● **Exercise objective**
Among the records below, find each line that includes the string "저장공간" and copy it.

[Data about app and page elements]
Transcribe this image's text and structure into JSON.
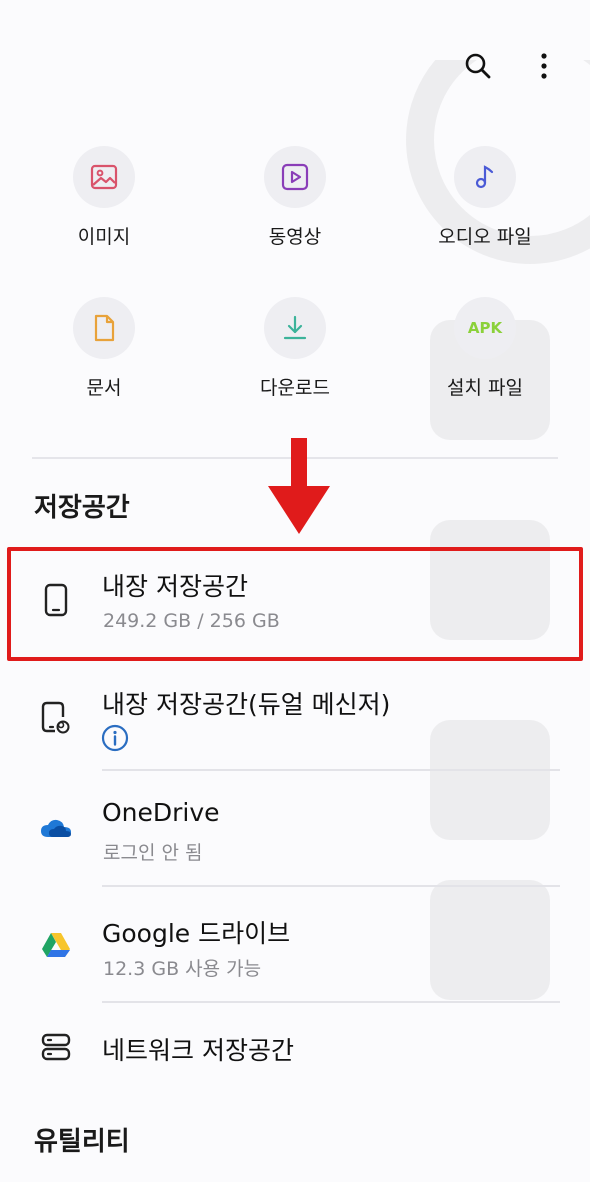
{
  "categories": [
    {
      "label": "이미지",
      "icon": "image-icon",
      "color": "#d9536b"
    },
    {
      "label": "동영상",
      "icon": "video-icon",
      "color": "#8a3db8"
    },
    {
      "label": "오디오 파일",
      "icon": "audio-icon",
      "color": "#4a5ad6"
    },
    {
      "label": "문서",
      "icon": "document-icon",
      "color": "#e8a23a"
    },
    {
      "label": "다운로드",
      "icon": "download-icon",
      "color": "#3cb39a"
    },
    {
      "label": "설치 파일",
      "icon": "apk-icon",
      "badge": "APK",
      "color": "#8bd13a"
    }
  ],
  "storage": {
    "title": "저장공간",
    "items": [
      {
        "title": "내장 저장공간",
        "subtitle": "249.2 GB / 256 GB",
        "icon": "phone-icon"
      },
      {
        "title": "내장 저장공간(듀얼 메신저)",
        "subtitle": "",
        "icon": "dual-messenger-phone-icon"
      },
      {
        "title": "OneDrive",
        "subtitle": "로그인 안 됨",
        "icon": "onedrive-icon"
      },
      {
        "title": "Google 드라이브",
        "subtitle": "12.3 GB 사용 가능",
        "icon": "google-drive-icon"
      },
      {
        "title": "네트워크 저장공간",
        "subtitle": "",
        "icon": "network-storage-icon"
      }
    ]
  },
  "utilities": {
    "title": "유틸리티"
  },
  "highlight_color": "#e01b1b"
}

● **Solution to this problem**
    "title": "저장공간",
        "title": "내장 저장공간",
        "title": "내장 저장공간(듀얼 메신저)",
        "title": "네트워크 저장공간",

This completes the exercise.